#### [Directions for this task]
Search the data below for "substitute"; list each line that holds it.

-=-=-

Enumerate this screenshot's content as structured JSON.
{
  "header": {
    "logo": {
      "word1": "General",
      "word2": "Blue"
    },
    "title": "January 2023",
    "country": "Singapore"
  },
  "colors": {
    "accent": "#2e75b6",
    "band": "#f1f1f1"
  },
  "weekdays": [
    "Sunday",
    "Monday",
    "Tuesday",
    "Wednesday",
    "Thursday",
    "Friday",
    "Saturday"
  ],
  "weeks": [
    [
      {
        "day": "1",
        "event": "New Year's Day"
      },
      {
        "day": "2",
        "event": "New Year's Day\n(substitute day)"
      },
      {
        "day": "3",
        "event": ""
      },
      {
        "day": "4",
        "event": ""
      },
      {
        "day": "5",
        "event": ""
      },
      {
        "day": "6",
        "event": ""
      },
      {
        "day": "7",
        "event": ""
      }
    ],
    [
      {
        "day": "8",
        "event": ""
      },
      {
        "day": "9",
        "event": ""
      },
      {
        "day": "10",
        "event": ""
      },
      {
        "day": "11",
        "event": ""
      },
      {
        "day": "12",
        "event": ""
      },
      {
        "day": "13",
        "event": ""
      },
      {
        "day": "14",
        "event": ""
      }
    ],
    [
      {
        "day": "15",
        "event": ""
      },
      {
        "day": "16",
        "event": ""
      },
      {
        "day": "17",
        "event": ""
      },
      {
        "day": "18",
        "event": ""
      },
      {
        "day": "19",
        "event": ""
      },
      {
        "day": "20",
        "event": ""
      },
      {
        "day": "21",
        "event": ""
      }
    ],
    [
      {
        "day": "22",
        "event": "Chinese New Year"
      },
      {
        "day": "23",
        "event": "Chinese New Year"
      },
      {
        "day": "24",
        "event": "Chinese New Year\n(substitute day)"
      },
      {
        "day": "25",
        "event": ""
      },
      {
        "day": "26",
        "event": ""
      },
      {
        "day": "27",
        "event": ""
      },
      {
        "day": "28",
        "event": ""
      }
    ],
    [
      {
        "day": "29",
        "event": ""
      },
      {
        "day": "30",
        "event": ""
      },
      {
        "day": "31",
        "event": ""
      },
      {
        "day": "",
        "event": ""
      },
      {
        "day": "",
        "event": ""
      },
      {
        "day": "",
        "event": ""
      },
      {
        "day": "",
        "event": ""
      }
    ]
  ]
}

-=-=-

#### [Exercise response]
        "event": "New Year's Day\n(substitute day)"
        "event": "Chinese New Year\n(substitute day)"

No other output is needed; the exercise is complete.